At any rate, it does make certain things a bit harder to follow from time to time, on both sides. It takes a little more time and effort to explain a pepper sauce, a vinegar sauce, between both parties. This, though, is part of the delight - passing on little recipes and new ways of doing things, even simple ones - because there are little “discoveries” and nuance victories for both parties when that understanding finally hits everyone.
It’s the next day, I think, maybe a couple later - we were on island time so it’s easy for days to slow down and also run together, but soon after we were at a little side road store in town and saw the little green & yellow peppers he had told us about. We bought them. We had everything else at the house we needed. We proudly displayed them overhead when we got home and hopped off the boat. “Pepppaaahhhhhs” I said as I held them in victory! My accent sounding silly, positive of it, but it was how it had to be said.
Randy’s eyes lit up and he yelled back…”YAAAAAAAAHHHHHH, ya man!”
We took everything upstairs, grabbed knives and cutting boards. I washed the peppers and he began peeling onions and garlic bulbs. He walked me through it, making sure to point out that layering was important…
Gahlic...till she’s full! Den da weenegah an bit o solt.
“OK now ya shake huh den let huh go. Put’er on da shelf and let huh go till she’s ready. Mmm, hmmm, let huh go. She’ll be gut in a day a two, but bet-ah and bet-ah if you let huh go. She’ll be GREAT when ya come back! Yah.”
We made our bot-uhl, tossed and turned her and put her on the shelf. She’s sitting there waiting for us though I’m sure a good bit of her will be gone by the time we get there, and that’s just fine. He said you shake out the liquid, but you also use some of the onions, the garlic, the peppers in “ya pot” depending on what you are making and what you need.
FYI “ya pot”, I figured out, doesn’t just mean a pot, or a pan, rather whatever you are cooking is “ya pot”.
We told him we’d be making a bot-uhl when we got home, and we just did. We want to taste it much sooner than we’ll be able to if we wait, and we want to share it at home, with friends and with regulars at the store that come to free lunch on Sundays. Though the peppers we have here aren’t exactly the same, they are really similar.

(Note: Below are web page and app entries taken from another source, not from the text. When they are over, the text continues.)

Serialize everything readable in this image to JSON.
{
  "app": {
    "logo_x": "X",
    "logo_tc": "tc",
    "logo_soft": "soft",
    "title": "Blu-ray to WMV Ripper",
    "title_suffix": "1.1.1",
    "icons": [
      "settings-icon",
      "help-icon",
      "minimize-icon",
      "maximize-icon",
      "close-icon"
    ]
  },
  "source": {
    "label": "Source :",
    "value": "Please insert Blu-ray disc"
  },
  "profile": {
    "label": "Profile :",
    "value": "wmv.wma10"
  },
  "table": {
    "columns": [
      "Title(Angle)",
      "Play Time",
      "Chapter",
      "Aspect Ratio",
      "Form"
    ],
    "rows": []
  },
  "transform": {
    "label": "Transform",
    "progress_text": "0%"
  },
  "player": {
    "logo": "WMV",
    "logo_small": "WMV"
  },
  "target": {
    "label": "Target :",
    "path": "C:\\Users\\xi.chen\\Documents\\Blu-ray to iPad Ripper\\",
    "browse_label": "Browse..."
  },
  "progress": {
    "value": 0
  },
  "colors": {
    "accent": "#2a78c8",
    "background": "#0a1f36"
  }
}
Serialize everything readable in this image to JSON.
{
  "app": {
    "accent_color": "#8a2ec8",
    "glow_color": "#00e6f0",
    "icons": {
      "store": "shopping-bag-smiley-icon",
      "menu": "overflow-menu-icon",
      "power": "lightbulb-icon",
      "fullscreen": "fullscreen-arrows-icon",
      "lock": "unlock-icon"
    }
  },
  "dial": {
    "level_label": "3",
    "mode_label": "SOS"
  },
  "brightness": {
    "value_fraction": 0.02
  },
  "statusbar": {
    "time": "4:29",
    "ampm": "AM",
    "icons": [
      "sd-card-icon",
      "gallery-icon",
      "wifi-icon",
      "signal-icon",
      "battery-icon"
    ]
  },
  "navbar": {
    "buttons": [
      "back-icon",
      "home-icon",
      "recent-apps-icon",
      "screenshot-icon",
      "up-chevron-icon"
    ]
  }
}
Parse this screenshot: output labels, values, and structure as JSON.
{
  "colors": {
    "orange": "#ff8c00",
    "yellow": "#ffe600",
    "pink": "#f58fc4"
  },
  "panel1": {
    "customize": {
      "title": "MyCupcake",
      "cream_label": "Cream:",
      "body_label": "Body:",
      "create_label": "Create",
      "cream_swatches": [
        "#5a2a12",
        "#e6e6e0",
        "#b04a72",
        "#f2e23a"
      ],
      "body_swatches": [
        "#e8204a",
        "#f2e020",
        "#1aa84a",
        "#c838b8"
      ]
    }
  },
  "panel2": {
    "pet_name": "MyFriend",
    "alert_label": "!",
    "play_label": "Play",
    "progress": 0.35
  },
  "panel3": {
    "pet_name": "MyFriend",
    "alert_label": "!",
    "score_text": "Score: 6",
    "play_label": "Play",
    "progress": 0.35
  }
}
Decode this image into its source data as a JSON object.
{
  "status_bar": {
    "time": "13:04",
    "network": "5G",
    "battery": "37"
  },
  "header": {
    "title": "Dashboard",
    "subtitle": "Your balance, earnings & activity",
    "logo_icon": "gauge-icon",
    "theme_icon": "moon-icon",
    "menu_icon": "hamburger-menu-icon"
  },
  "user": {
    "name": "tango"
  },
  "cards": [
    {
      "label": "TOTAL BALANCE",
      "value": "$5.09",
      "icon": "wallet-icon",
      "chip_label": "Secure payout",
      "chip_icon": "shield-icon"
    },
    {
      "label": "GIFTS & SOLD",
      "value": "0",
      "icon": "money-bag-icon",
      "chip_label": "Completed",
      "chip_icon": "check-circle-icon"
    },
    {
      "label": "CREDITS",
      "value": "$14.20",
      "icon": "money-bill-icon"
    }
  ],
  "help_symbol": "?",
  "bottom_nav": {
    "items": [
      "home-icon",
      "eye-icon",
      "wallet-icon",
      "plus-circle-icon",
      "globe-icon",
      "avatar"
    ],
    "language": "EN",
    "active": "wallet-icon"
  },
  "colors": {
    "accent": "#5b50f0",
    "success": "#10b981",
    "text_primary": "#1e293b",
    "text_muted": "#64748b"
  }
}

The ones there were little mean looking guys, yellow and green, but they smelled and looked much like habañero, which we do have here.
But really we just want a taste of Fort Linwell, of Roatán, when we aren’t there and this is one little way to have it. We’ve dubbed it "Randy’s Holy Cow & Calf Peppah Sauce"
and we’re really looking forward to taking a taste in a couple days, and then on and on from there!